Abstract The research project undertaken for the degree of Doctorate of Philosophy (PhD) reported in this thesis examined research use within policy and program decision-making processes in two government agencies: WorkSafe Victoria and the Transport Accident Commission. These agencies are responsible for workplace and transport injury prevention and rehabilitation compensation in the Australian state of Victoria. This PhD research project sought to: provide a detailed understanding of the ‘everyday’ operating context of these agencies; identify factors that affect decision-making generally; identify factors that affect research use specifically; and inform the development of an intervention to drive and support increased research use in these agencies. This research project was designed based on the following premises: contextual factors can affect individual, organisational and external capacity for research use; there are (relatively) few studies examining research use in Australian government public health policy and program environments; there is lack of evidence of effectiveness of interventions designed to increase research use in policy environments; to enhance effectiveness, theory-guided context-specific research is needed to inform research translation intervention development. To address the research aims and questions a mixed method formative evaluation was undertaken. This included: quantitative policy document content analysis (N=128); qualitative interview (N=33); and quantitative survey (N=405). The content analyses of policy documents revealed that academic research evidence was the information type referred to least often and that internal policy and medical and clinical evidence were the information types referred to most frequently. Qualitative analysis of interview data found that the following external factors affected decision-making and research use: stakeholder feedback and action, ministerial and government input, legal feedback and action, injured persons and the media. Organisational level factors affecting policy and program decision-making identified in the qualitative analysis included: resources, competing priorities, management and staff and engagement, politics and ideology, relationships and networks. Qualitative analysis also revealed ‘research push’ and ‘research pull’ factors that affected research use. Key ‘research pull’ factors included: resources, access and awareness, politics and policy process, management support. Key ‘research push’ factors included: research communication and research relevance. Quantitative analysis of survey data showed that academic research evidence was the information type used least often to inform decision-making. Internal data and reports was the most frequently used. Analyses also revealed significant differences in use of academic research across: the two agencies studied; role focus groups; role levels; and level of education. Further analyses of survey data identified significant predictors of research use, including: skills for research use, relevance of research, internal prompts for use of research, intentions to use research in the next 12 months. These findings have led to the development of recommendations for intervention design, implementation and evaluation, particularly focused on addressing the factors identified in the interview and survey data analyses. It is recommended that the research translation intervention be implemented in two phases. First research translation structures and process are to be established. Then research translation support tools and activities are to be developed and implemented to enhance and support the established structures and processes.

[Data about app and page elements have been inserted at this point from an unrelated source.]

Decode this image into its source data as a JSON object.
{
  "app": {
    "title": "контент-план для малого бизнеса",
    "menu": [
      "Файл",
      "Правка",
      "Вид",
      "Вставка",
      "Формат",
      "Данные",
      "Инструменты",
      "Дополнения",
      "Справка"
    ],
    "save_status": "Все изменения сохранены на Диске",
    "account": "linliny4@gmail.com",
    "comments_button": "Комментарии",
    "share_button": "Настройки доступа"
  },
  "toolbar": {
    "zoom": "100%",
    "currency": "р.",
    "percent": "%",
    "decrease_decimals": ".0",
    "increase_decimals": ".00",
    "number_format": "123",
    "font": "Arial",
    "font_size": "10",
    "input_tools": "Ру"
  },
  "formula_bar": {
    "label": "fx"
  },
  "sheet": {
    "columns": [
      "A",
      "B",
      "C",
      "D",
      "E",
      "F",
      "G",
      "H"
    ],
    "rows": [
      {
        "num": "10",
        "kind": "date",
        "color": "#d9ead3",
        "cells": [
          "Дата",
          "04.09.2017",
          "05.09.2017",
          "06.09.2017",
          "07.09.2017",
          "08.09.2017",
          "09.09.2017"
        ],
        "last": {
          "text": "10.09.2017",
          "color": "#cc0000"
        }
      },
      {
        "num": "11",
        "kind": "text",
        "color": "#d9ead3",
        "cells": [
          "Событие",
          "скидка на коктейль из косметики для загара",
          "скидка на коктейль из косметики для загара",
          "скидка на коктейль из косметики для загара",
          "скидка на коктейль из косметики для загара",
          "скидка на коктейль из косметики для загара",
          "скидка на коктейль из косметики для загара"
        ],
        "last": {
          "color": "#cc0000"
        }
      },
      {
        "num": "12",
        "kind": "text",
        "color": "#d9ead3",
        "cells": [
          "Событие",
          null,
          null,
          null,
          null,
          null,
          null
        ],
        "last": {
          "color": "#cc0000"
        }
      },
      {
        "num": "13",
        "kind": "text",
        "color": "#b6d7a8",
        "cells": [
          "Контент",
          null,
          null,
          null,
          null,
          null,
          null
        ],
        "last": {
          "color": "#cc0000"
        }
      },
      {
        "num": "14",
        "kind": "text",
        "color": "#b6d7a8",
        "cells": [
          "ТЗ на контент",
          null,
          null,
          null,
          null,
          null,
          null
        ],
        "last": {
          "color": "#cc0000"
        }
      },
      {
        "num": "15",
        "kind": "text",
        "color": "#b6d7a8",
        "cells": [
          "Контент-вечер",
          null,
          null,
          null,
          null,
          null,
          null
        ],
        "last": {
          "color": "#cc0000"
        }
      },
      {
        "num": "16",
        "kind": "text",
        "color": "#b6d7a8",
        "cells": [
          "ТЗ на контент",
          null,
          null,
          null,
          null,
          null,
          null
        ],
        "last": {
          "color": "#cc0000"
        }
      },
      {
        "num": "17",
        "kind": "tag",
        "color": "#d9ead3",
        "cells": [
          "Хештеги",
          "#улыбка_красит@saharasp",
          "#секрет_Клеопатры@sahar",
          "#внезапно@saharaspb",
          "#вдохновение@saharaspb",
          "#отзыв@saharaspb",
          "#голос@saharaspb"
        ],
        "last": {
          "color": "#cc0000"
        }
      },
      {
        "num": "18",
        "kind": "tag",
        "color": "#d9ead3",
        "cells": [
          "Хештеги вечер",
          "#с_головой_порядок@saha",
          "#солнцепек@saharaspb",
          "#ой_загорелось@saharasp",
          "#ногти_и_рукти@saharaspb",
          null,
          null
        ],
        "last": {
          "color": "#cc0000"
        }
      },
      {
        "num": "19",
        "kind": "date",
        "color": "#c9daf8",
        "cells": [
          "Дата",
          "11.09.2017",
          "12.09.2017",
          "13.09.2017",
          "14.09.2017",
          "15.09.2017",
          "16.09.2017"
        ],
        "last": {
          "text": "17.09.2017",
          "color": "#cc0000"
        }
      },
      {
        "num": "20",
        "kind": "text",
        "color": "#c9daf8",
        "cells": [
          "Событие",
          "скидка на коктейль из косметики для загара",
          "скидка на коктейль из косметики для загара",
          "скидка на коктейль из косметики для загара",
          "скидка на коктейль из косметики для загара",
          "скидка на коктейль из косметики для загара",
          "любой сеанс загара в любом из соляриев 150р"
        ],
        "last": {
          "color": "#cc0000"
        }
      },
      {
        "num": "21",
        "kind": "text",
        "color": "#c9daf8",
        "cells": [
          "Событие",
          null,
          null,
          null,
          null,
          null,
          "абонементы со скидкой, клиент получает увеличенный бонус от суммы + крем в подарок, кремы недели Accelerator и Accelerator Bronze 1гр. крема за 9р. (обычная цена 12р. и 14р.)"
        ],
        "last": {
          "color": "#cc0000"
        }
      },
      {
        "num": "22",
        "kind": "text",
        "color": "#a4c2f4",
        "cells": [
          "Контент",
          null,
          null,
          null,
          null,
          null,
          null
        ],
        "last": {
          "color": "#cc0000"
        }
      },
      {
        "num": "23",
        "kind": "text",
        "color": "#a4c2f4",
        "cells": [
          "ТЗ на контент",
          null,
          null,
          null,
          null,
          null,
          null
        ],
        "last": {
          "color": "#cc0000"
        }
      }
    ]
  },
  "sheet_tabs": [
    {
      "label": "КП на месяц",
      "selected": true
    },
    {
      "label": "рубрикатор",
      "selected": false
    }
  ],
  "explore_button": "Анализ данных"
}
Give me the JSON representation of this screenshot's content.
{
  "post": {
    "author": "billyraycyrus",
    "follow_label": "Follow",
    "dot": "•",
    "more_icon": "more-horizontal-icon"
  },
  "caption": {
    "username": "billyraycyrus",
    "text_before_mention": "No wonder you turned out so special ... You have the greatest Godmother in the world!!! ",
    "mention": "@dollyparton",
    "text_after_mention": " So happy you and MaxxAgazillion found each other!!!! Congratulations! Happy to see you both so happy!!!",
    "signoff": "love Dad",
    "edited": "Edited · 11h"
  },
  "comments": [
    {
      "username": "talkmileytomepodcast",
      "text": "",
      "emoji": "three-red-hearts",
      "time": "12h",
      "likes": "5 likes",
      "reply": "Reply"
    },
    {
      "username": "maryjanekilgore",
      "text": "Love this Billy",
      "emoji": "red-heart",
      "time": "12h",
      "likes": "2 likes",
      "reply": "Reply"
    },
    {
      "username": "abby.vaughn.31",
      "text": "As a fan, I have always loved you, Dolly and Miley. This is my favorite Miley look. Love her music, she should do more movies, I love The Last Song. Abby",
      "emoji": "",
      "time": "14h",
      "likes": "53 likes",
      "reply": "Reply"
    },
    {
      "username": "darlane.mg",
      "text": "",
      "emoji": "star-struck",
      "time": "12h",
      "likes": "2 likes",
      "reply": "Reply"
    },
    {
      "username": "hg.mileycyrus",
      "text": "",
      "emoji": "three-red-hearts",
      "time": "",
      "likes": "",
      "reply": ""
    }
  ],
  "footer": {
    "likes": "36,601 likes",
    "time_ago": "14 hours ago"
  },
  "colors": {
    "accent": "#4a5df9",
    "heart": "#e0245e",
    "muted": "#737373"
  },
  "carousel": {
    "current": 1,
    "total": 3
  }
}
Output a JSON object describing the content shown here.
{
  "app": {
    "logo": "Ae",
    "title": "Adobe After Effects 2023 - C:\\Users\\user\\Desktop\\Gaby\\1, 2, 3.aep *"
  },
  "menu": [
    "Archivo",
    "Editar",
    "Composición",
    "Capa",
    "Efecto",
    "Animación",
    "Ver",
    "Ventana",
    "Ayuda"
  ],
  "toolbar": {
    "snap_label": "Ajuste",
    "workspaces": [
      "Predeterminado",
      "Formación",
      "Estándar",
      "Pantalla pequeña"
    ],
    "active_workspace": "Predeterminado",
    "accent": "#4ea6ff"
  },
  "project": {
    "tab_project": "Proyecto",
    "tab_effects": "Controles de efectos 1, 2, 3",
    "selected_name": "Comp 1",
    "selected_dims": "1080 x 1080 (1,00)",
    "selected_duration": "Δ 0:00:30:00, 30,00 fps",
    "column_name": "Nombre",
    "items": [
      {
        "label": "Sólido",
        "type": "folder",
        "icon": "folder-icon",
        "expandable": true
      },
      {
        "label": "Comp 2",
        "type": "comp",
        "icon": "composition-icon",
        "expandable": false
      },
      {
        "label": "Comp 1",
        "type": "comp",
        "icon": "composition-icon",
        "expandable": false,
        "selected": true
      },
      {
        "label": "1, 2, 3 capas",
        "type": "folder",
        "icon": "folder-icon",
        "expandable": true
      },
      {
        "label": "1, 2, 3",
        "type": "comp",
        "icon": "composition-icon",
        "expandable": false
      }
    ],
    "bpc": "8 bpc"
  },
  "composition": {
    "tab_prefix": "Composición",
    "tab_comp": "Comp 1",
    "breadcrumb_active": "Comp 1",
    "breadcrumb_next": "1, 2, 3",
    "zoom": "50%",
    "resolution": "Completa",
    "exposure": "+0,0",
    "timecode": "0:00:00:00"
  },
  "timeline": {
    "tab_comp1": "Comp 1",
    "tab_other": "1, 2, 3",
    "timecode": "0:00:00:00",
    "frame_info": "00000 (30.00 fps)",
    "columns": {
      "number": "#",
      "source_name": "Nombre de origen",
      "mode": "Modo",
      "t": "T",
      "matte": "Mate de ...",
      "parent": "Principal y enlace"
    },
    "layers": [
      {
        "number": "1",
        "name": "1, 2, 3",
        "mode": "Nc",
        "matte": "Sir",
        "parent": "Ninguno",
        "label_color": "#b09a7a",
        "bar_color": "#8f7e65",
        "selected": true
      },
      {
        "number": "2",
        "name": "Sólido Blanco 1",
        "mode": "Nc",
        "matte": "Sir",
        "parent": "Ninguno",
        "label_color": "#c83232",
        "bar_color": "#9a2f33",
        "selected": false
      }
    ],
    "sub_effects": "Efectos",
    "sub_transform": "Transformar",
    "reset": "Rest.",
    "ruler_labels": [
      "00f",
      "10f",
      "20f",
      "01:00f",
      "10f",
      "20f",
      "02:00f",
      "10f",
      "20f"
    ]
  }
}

Principal supervisor

Alex Collie

Year of Award


Department, School or Centre

Department of Epidemiology of Preventive Medicine

Campus location



Doctor of Philosophy

Degree Type



Faculty of Medicine, Nursing and Health Sciences